■ **PROBLEM STATEMENT**:
Search the records for lines with the word "평등하지" and copy each match.

■ **MATERIAL FOR THIS EXERCISE**:

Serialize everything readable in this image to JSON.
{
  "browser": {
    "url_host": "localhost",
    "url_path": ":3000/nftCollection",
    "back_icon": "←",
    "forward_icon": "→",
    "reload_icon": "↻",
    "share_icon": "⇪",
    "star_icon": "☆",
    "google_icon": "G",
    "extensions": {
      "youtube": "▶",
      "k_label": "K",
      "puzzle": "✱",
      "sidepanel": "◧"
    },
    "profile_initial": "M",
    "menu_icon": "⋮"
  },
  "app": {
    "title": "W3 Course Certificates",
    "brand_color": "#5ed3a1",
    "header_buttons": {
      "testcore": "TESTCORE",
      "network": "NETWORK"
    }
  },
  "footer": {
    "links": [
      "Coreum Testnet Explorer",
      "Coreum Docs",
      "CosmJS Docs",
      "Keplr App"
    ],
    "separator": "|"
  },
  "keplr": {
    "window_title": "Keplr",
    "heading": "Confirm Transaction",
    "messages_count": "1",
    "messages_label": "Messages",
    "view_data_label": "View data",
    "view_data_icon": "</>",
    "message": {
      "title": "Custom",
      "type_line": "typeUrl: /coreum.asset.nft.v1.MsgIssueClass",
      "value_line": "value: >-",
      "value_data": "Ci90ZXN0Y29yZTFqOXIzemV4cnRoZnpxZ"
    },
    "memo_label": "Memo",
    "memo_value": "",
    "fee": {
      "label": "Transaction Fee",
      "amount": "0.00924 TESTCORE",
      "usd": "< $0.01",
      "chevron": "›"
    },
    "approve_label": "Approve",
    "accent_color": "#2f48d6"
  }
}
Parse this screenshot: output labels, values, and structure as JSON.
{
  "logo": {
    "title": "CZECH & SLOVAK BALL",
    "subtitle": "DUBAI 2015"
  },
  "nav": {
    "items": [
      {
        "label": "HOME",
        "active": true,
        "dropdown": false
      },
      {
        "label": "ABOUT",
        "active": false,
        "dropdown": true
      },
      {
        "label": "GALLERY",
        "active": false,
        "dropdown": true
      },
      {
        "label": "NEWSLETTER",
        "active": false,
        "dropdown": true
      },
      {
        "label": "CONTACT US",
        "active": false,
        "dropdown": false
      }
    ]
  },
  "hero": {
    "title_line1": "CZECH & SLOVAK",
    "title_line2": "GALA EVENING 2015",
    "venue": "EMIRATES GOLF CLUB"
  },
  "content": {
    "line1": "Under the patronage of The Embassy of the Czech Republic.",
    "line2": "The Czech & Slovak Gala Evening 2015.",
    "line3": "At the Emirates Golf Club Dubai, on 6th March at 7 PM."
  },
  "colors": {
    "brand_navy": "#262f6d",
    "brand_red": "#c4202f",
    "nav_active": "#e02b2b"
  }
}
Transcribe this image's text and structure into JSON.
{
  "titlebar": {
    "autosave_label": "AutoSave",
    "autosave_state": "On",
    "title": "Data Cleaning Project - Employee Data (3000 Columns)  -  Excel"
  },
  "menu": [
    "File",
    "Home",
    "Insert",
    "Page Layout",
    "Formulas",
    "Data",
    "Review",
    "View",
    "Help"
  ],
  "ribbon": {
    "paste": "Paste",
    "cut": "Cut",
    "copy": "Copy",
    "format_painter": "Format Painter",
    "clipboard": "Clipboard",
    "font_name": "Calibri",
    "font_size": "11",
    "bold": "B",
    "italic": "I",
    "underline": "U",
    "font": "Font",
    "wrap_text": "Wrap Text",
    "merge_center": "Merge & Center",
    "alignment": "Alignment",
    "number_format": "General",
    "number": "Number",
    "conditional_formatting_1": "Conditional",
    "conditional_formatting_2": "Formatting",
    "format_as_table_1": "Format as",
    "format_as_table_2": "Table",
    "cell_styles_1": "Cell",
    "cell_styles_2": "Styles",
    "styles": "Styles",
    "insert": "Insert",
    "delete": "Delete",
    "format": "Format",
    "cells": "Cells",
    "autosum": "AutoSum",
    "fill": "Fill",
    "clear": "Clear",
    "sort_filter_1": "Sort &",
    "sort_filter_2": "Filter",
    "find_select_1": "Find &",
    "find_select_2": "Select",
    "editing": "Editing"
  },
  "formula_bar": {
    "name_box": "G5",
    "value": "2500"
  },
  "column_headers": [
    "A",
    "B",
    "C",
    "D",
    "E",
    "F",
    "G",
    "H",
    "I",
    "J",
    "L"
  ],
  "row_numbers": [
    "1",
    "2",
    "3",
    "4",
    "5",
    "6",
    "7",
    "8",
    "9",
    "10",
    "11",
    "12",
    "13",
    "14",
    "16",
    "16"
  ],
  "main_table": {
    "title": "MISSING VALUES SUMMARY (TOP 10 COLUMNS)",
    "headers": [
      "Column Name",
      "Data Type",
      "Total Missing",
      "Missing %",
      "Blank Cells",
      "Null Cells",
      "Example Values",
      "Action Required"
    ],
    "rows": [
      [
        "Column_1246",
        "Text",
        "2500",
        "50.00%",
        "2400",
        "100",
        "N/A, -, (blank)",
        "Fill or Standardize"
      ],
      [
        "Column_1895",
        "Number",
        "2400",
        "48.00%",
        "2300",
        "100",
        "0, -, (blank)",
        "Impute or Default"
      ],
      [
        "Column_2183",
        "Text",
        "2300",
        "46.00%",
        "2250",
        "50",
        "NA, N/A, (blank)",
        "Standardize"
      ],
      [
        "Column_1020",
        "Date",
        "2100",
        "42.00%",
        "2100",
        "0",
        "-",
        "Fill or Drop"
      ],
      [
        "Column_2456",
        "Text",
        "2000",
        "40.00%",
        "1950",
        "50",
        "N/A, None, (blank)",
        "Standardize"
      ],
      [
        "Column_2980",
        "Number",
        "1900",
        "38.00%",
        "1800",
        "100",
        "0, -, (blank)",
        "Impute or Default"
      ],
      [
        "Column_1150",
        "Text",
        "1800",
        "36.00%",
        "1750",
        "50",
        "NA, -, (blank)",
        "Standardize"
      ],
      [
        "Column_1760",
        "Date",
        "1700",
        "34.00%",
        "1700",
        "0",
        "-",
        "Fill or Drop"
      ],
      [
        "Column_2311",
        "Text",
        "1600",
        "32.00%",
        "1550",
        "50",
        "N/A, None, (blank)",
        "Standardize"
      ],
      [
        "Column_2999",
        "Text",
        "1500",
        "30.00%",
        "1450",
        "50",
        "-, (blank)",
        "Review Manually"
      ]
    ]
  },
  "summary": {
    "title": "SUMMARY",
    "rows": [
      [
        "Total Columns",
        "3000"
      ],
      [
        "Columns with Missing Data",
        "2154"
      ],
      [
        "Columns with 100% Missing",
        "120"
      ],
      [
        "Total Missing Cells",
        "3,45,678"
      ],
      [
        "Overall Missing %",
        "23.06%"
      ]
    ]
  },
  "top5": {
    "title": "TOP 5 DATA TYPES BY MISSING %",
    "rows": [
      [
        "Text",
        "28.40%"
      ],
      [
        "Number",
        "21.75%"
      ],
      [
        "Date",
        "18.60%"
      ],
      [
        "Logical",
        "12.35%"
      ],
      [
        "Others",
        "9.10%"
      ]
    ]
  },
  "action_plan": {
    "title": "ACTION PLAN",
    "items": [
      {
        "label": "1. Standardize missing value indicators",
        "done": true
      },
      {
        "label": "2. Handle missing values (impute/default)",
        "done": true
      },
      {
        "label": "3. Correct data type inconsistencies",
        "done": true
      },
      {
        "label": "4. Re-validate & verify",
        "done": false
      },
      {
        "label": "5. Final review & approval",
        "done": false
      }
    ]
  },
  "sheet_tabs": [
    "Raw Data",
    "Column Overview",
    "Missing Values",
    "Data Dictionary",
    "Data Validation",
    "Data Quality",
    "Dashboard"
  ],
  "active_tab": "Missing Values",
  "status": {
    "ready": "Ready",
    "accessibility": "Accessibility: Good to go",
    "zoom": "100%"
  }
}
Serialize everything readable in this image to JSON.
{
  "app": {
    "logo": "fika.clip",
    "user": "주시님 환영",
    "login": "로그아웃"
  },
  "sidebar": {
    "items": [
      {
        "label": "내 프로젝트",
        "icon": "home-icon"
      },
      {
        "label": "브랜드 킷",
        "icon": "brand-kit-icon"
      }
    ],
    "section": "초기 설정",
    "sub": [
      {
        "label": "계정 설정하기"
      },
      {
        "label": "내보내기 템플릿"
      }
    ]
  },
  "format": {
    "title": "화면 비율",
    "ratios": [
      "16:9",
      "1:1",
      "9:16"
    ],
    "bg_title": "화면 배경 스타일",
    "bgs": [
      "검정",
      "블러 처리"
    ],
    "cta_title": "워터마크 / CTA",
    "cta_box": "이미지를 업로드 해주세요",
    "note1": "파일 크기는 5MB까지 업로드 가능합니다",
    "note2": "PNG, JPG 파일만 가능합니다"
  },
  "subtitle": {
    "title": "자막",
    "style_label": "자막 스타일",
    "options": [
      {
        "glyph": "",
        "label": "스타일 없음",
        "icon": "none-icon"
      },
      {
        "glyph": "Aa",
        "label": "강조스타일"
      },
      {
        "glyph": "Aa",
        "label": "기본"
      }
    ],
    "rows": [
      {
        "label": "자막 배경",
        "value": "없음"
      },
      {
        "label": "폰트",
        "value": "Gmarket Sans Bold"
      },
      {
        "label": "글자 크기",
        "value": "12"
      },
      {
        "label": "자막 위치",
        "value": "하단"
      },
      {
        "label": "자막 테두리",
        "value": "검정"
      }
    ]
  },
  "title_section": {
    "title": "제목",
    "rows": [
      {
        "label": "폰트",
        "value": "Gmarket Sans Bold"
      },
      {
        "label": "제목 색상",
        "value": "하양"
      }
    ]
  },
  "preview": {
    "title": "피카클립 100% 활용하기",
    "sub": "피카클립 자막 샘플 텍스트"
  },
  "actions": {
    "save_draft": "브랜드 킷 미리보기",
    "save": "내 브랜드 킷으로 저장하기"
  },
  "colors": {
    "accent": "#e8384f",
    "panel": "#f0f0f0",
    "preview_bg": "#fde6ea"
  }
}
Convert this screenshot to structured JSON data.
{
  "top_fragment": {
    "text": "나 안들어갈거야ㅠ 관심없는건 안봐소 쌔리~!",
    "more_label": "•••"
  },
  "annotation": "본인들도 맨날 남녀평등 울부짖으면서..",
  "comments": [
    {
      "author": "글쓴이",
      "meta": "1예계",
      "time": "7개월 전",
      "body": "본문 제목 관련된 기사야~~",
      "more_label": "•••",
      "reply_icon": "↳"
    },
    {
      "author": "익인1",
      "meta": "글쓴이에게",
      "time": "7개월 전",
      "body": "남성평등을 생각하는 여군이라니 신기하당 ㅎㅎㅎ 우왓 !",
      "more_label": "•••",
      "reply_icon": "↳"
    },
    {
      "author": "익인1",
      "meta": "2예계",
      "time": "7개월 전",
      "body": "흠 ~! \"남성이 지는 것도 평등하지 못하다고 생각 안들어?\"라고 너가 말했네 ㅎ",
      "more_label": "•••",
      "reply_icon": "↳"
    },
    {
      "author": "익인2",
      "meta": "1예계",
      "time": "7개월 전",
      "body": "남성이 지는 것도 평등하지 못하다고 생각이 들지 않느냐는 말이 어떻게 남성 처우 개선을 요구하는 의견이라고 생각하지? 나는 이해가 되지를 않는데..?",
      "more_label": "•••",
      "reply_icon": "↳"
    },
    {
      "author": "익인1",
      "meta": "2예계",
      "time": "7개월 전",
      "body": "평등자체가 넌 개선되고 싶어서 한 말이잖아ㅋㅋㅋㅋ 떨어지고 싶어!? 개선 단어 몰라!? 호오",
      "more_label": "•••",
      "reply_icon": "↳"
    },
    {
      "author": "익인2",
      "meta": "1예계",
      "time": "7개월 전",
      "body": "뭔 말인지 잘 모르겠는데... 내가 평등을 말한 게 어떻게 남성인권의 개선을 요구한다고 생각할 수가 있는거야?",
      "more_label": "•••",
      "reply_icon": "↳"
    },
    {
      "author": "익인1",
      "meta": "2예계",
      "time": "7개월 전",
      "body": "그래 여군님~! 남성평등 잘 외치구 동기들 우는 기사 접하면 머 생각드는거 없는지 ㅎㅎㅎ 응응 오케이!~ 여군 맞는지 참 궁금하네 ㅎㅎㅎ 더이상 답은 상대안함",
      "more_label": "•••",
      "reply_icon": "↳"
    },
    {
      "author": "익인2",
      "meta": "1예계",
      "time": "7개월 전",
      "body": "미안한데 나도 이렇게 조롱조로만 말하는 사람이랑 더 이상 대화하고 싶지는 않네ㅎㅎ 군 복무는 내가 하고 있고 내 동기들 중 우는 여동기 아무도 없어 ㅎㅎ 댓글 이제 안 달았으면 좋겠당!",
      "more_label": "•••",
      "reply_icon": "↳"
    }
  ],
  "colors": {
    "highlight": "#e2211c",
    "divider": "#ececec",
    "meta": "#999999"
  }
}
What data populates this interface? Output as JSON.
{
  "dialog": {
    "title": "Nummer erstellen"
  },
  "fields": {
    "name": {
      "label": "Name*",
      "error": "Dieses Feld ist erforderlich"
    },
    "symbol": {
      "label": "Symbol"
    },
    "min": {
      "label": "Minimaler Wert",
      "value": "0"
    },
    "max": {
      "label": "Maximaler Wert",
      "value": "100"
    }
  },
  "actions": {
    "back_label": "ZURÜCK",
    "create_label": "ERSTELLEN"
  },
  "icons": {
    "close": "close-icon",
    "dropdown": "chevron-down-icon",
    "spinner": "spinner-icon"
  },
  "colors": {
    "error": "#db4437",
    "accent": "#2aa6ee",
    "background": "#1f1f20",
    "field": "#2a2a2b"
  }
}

■ **ANSWER SECTION**:
      "body": "흠 ~! \"남성이 지는 것도 평등하지 못하다고 생각 안들어?\"라고 너가 말했네 ㅎ",
      "body": "남성이 지는 것도 평등하지 못하다고 생각이 들지 않느냐는 말이 어떻게 남성 처우 개선을 요구하는 의견이라고 생각하지? 나는 이해가 되지를 않는데..?",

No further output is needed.